Microfluidic devices based on polydimethylsiloxane shown a plethora of experimental possibilities due to good transparency, flexibility and ability to adhere reversibly and irreversibly to distinct materials. Though PDMS is a milestone in microfluidic developments, its cost and handling directed the field to search for new options. 3D printing technology nowadays starts a revolution offering materials and possibilities that can contribute positively to current methodologies. Here we explored the fused deposition modeling 3D printing technique to obtain integrated, transparent and sealed microchannels made with polylactic acid, a cheap alternative material to set up microfluidic systems. Using a home-made 3D printer, devices could be assembled in a simplified process, enabling the integration of different materials such as paper, glass, wire and polymers within the microchannel. To demonstrate the efficacy of this approach, a 3D-printed electronic tongue sensor was built, enabling the distinction of basic tastes below the human threshold.
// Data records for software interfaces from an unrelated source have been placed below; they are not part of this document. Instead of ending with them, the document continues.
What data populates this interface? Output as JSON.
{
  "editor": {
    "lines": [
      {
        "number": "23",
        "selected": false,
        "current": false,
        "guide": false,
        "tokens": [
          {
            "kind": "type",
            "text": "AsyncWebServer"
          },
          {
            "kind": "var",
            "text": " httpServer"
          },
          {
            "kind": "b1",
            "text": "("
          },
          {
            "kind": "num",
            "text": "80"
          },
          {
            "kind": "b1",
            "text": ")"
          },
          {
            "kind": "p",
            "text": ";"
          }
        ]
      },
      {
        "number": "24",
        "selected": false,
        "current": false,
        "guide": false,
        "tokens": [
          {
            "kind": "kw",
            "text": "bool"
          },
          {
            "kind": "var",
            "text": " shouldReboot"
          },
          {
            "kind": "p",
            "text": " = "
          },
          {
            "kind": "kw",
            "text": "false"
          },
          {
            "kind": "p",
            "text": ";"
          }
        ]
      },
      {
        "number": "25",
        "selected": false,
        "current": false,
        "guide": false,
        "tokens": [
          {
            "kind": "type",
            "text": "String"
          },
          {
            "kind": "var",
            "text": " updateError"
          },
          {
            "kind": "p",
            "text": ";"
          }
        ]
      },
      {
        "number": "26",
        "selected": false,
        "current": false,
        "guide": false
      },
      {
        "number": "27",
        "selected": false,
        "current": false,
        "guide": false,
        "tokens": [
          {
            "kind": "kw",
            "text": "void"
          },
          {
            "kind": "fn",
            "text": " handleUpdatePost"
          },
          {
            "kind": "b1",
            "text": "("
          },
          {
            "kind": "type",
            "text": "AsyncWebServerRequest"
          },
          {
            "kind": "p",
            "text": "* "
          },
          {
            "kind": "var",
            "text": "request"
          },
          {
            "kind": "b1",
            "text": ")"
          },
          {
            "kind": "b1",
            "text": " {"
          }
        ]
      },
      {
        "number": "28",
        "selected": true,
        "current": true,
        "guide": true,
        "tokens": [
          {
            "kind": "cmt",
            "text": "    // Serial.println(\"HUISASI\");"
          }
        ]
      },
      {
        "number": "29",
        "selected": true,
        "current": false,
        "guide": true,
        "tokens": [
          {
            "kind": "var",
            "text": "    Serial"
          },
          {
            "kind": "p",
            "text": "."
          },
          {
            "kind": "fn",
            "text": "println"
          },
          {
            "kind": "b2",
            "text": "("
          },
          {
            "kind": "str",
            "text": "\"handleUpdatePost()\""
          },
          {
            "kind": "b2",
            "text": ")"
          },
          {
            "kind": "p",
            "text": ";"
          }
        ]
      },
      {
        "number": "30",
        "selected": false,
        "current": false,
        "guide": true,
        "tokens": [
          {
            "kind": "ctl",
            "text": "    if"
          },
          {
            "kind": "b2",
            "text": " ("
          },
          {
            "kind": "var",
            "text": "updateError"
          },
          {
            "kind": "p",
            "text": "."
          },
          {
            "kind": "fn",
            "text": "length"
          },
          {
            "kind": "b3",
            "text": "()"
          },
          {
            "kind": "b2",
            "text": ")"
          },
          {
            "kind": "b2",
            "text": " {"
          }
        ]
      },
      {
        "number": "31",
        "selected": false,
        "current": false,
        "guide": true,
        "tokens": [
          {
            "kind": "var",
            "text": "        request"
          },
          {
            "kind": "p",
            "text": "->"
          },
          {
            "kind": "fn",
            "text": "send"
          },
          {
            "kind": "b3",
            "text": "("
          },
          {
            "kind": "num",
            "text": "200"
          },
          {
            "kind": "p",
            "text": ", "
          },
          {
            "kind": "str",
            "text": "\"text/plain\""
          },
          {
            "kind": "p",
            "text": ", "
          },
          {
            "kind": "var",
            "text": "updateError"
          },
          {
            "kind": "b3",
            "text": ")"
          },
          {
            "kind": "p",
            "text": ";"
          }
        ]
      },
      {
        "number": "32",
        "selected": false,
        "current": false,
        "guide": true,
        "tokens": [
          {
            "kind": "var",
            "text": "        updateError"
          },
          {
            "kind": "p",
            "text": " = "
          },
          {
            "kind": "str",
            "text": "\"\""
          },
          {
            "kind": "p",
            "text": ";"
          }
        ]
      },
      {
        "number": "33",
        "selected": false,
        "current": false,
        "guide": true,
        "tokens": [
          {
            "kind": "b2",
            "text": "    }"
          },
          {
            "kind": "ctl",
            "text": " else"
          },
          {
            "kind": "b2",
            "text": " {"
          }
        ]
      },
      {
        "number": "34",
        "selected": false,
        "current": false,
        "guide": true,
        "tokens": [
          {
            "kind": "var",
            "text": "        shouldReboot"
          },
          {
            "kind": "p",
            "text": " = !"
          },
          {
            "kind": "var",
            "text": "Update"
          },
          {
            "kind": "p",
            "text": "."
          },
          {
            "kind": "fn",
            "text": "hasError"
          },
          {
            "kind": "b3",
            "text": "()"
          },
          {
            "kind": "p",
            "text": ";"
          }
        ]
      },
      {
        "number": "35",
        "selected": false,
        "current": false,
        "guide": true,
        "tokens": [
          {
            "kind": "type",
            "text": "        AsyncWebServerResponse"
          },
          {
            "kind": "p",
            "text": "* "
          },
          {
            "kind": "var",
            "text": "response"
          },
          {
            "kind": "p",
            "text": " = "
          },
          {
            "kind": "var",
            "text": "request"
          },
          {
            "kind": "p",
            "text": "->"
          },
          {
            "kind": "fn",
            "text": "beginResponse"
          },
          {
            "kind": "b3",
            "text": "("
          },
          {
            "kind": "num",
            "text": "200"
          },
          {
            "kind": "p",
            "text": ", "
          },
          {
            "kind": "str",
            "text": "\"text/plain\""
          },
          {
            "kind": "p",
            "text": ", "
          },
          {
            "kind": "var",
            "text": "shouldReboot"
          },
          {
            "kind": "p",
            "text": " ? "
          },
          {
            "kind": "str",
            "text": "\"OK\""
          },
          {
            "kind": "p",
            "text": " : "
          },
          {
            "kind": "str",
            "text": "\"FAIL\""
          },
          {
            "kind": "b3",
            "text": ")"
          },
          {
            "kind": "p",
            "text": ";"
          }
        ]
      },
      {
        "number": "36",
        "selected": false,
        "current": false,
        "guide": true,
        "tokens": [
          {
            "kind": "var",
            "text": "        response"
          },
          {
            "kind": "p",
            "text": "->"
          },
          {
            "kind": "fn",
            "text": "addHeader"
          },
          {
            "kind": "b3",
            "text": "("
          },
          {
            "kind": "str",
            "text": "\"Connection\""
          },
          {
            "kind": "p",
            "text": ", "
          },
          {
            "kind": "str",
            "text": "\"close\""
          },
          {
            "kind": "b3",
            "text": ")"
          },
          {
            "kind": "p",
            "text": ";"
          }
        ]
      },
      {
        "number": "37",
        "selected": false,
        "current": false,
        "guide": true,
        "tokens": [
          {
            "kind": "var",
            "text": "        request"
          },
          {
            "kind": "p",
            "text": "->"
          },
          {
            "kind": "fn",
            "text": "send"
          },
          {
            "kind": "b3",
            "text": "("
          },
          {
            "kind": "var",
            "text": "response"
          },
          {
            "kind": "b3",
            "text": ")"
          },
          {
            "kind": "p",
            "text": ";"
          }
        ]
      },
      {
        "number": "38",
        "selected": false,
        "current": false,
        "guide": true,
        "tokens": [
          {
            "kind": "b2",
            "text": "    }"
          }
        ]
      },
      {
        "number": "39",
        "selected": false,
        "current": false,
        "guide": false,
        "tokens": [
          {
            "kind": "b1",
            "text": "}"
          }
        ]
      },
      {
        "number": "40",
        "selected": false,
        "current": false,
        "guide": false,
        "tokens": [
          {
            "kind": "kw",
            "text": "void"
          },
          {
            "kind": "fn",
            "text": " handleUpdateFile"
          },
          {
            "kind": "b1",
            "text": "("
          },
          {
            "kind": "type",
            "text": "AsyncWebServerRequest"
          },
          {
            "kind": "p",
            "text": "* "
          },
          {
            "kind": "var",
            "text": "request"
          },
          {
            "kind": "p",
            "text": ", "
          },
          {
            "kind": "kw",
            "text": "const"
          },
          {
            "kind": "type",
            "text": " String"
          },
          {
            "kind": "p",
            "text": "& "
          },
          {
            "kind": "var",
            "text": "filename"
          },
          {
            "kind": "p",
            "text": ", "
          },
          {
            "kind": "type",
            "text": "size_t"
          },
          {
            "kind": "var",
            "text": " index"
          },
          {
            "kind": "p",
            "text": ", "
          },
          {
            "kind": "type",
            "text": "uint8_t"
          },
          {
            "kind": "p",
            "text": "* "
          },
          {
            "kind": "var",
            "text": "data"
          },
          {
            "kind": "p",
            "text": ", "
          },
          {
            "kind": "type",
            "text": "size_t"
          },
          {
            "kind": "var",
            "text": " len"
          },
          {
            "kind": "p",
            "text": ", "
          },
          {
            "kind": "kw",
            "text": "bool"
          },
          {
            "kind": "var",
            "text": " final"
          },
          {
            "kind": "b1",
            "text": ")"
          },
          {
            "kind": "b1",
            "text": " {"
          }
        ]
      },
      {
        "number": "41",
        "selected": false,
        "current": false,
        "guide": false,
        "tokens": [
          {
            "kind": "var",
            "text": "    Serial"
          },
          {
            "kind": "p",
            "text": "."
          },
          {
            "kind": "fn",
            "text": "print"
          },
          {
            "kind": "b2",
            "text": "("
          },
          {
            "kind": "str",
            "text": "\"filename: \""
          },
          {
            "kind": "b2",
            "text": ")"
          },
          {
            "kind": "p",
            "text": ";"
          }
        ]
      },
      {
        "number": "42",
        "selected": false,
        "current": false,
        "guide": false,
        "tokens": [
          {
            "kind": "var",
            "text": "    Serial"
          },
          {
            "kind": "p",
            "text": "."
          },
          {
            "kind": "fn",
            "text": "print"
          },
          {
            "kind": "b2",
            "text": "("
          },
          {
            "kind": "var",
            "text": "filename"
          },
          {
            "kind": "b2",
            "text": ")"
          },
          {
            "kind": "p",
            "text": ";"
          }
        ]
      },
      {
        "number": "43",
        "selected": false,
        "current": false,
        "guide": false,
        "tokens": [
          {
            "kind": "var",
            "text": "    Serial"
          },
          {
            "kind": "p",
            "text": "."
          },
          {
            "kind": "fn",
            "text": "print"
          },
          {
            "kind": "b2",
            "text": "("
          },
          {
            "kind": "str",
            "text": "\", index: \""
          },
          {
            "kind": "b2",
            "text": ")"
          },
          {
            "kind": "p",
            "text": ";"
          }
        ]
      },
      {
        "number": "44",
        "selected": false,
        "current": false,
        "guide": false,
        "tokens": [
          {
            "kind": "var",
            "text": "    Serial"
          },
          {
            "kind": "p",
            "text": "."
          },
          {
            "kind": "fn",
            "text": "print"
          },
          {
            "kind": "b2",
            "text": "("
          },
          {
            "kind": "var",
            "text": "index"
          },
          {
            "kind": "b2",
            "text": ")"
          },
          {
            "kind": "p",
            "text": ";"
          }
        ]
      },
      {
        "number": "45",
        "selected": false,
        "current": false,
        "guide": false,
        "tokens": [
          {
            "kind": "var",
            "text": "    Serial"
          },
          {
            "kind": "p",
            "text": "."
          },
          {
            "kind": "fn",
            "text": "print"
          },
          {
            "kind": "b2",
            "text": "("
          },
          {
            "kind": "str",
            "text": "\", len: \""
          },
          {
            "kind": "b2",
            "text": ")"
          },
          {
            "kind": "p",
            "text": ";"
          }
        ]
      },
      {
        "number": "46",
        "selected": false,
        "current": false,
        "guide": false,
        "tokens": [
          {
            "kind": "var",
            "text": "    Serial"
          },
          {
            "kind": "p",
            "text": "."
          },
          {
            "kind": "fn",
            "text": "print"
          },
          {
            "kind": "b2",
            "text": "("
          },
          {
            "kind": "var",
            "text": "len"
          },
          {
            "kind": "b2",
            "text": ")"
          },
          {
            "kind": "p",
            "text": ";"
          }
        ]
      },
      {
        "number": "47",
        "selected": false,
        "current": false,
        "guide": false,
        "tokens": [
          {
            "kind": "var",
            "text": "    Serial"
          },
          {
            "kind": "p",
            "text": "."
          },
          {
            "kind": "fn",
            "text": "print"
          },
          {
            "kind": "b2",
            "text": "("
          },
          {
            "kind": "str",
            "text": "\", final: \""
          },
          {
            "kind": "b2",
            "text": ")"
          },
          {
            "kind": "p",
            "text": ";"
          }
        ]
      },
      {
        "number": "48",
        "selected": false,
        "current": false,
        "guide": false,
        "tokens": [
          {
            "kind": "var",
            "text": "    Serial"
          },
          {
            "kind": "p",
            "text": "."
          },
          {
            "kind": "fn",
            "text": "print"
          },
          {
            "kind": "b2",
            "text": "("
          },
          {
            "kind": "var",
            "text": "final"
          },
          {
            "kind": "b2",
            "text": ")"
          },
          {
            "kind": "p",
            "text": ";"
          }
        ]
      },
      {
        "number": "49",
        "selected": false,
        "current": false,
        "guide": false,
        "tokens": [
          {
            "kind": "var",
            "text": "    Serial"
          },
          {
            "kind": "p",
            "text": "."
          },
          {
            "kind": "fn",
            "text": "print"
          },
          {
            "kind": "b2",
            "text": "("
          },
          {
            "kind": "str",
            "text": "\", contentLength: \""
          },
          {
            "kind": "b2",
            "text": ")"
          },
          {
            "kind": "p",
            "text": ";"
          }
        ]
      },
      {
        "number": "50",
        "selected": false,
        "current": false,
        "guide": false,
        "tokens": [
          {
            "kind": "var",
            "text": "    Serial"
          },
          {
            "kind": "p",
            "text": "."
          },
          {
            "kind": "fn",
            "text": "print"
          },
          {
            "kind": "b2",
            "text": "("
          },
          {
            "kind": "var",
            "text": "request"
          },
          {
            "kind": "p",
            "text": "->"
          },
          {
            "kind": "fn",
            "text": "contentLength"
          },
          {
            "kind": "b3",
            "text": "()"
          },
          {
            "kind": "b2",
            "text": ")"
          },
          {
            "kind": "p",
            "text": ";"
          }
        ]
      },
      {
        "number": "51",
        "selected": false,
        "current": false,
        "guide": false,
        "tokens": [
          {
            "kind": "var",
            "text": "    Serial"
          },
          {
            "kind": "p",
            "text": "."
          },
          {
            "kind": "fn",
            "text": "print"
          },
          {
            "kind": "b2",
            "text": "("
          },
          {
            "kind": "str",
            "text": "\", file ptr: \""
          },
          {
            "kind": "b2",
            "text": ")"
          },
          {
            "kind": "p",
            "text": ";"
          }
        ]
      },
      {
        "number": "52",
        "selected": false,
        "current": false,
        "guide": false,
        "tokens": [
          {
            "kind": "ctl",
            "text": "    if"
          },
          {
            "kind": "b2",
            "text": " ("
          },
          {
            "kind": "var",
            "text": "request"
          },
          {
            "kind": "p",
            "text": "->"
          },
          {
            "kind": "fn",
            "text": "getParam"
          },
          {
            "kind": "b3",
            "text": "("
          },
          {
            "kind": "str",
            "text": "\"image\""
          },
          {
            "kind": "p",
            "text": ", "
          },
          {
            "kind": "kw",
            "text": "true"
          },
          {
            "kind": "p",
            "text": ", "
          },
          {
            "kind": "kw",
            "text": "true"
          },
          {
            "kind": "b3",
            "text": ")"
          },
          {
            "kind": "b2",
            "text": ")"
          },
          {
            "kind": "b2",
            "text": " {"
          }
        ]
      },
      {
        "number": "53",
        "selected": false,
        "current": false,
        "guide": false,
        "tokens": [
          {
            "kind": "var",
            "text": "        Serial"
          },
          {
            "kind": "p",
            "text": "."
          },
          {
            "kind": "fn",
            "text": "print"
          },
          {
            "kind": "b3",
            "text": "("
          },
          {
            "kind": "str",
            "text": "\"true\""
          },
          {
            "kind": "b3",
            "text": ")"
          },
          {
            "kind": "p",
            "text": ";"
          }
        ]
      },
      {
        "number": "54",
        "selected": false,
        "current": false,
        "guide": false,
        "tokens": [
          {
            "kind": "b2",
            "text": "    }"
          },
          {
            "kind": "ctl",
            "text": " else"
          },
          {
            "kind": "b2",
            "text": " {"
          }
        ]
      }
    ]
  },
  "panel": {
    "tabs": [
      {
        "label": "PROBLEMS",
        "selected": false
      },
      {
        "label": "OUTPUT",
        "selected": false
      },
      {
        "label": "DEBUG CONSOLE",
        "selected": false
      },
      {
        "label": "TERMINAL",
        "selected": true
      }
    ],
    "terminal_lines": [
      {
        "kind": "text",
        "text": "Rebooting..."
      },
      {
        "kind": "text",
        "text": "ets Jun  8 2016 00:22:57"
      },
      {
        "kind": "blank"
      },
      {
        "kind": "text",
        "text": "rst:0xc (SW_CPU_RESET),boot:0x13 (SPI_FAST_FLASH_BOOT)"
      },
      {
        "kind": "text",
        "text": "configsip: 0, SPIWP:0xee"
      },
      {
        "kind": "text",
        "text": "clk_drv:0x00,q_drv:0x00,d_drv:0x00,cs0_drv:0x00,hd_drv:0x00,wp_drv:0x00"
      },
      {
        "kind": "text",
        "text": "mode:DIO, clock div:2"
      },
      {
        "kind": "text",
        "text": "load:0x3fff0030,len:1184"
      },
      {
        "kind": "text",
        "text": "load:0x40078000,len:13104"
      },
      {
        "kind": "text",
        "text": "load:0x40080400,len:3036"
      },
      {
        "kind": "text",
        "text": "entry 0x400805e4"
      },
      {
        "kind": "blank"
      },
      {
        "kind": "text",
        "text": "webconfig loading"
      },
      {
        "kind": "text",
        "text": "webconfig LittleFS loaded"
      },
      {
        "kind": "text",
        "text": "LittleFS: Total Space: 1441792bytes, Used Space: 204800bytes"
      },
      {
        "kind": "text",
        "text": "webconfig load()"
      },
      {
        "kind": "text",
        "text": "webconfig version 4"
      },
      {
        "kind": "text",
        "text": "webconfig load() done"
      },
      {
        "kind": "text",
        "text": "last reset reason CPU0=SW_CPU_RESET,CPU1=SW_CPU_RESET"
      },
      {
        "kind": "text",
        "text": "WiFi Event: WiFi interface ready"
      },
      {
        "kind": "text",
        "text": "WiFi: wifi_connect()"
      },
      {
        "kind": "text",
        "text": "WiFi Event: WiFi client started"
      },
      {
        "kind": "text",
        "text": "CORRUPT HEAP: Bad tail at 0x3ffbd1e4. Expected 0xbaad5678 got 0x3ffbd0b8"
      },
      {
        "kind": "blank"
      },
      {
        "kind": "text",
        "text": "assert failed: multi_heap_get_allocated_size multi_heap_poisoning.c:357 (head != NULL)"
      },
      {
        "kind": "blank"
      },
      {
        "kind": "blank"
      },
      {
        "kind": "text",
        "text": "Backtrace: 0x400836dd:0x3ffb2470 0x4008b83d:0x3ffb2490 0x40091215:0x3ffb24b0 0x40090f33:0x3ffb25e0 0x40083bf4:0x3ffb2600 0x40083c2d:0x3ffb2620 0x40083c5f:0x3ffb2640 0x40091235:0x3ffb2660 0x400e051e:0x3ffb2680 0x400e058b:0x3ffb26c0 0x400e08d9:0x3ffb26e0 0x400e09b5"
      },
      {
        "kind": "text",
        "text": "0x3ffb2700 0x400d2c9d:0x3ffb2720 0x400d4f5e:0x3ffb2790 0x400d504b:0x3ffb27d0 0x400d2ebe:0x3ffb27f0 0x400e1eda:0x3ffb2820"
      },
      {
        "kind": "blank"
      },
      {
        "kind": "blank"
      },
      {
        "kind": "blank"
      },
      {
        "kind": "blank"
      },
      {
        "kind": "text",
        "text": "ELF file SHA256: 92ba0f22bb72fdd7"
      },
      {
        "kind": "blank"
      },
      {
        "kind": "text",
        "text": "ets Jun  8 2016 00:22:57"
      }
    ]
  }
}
|Number of pages||6|
|Journal||Sensors and Actuators B: Chemical: international journal devoted to research and development of physical and chemical transducers|
|Publication status||Published - 1 Apr 2017|
- 3D printing